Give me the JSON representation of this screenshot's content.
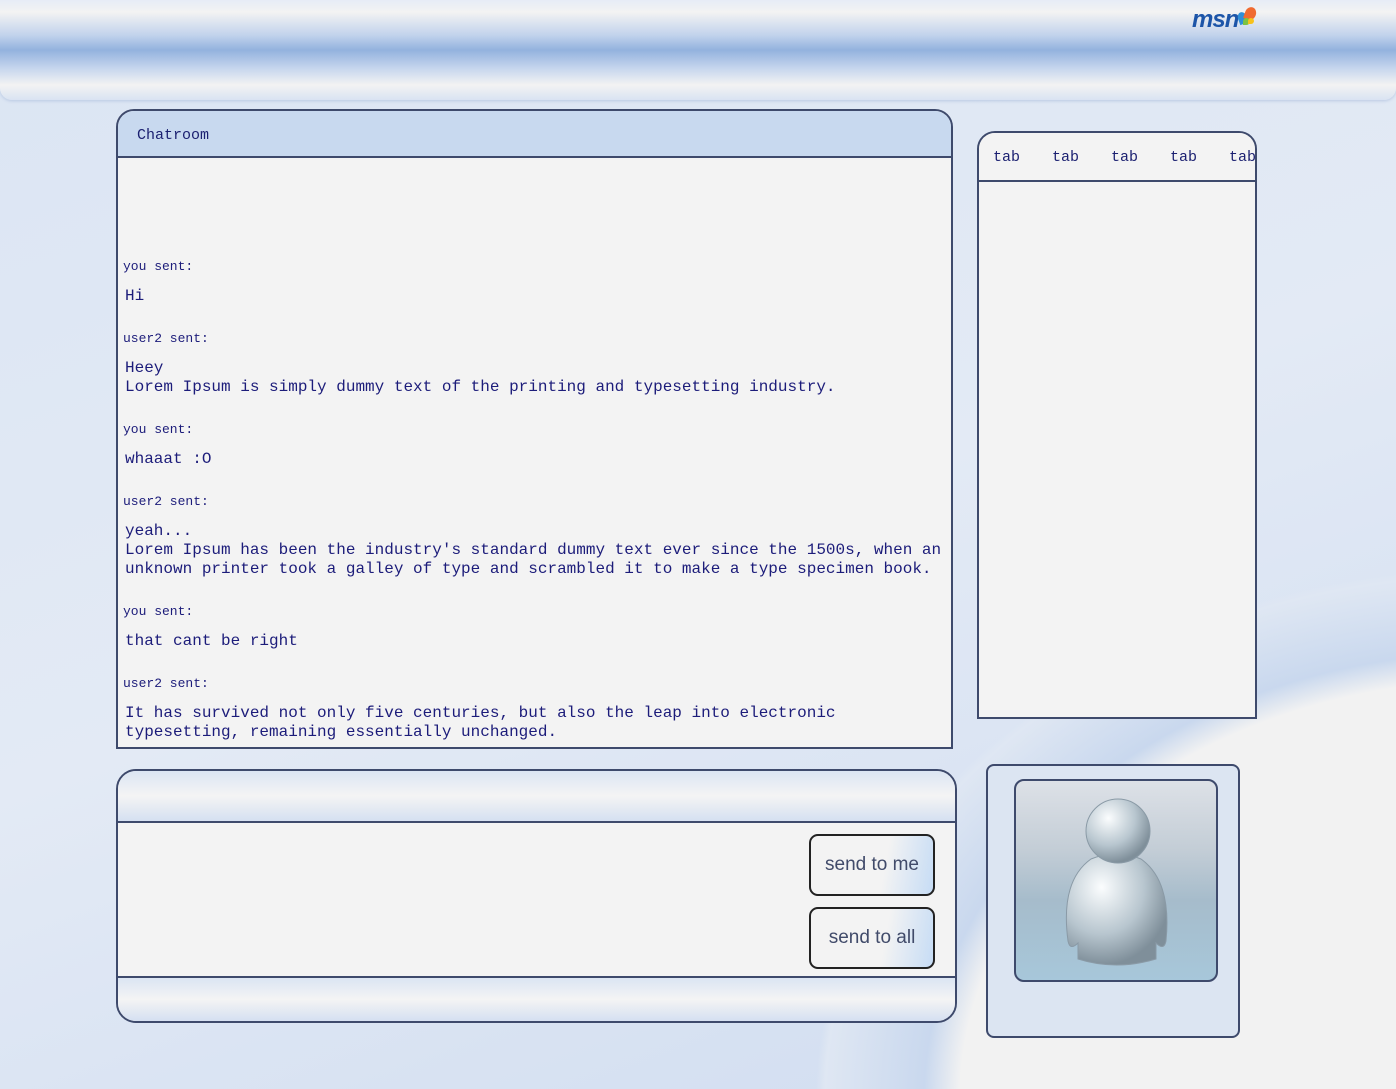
{
  "header": {
    "logo": "msn"
  },
  "chatroom": {
    "title": "Chatroom",
    "messages": [
      {
        "sender": "you sent:",
        "text": "Hi"
      },
      {
        "sender": "user2 sent:",
        "text": "Heey\nLorem Ipsum is simply dummy text of the printing and typesetting industry."
      },
      {
        "sender": "you sent:",
        "text": "whaaat :O"
      },
      {
        "sender": "user2 sent:",
        "text": "yeah...\nLorem Ipsum has been the industry's standard dummy text ever since the 1500s, when an\nunknown printer took a galley of type and scrambled it to make a type specimen book."
      },
      {
        "sender": "you sent:",
        "text": "that cant be right"
      },
      {
        "sender": "user2 sent:",
        "text": "It has survived not only five centuries, but also the leap into electronic\ntypesetting, remaining essentially unchanged."
      }
    ]
  },
  "tabs": [
    "tab",
    "tab",
    "tab",
    "tab",
    "tab"
  ],
  "compose": {
    "send_to_me": "send to me",
    "send_to_all": "send to all"
  }
}
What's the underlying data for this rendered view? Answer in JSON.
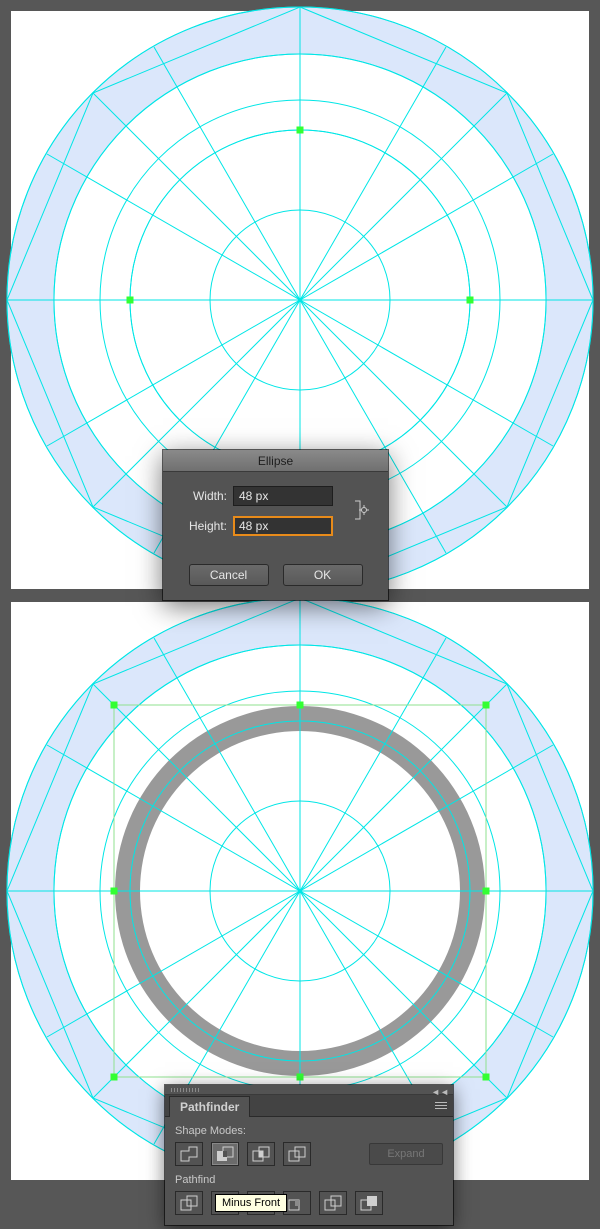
{
  "ellipse_dialog": {
    "title": "Ellipse",
    "width_label": "Width:",
    "height_label": "Height:",
    "width_value": "48 px",
    "height_value": "48 px",
    "cancel_label": "Cancel",
    "ok_label": "OK"
  },
  "pathfinder_panel": {
    "tab_label": "Pathfinder",
    "shape_modes_label": "Shape Modes:",
    "pathfinders_label": "Pathfind",
    "expand_label": "Expand",
    "tooltip": "Minus Front"
  }
}
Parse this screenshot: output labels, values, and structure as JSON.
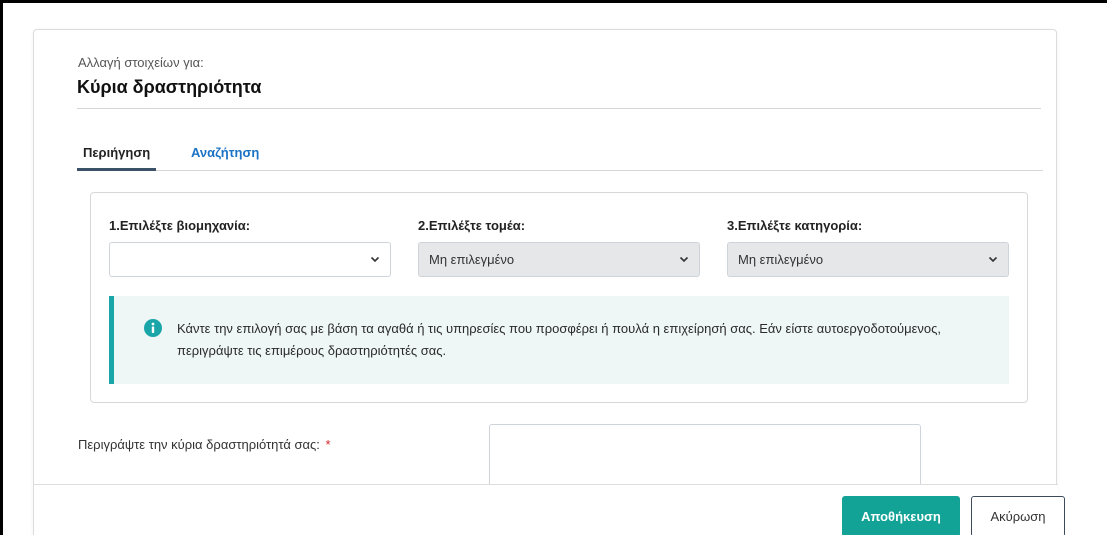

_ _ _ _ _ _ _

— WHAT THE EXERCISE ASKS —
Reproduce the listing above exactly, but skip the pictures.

— WRITTEN ANSWER —
Give me the JSON representation of this screenshot's content.
{
  "header": {
    "logo": "msn"
  },
  "chatroom": {
    "title": "Chatroom",
    "messages": [
      {
        "sender": "you sent:",
        "text": "Hi"
      },
      {
        "sender": "user2 sent:",
        "text": "Heey\nLorem Ipsum is simply dummy text of the printing and typesetting industry."
      },
      {
        "sender": "you sent:",
        "text": "whaaat :O"
      },
      {
        "sender": "user2 sent:",
        "text": "yeah...\nLorem Ipsum has been the industry's standard dummy text ever since the 1500s, when an\nunknown printer took a galley of type and scrambled it to make a type specimen book."
      },
      {
        "sender": "you sent:",
        "text": "that cant be right"
      },
      {
        "sender": "user2 sent:",
        "text": "It has survived not only five centuries, but also the leap into electronic\ntypesetting, remaining essentially unchanged."
      }
    ]
  },
  "tabs": [
    "tab",
    "tab",
    "tab",
    "tab",
    "tab"
  ],
  "compose": {
    "send_to_me": "send to me",
    "send_to_all": "send to all"
  }
}
What's the underlying data for this rendered view? Answer in JSON.
{
  "ellipse_dialog": {
    "title": "Ellipse",
    "width_label": "Width:",
    "height_label": "Height:",
    "width_value": "48 px",
    "height_value": "48 px",
    "cancel_label": "Cancel",
    "ok_label": "OK"
  },
  "pathfinder_panel": {
    "tab_label": "Pathfinder",
    "shape_modes_label": "Shape Modes:",
    "pathfinders_label": "Pathfind",
    "expand_label": "Expand",
    "tooltip": "Minus Front"
  }
}
Parse this screenshot: output labels, values, and structure as JSON.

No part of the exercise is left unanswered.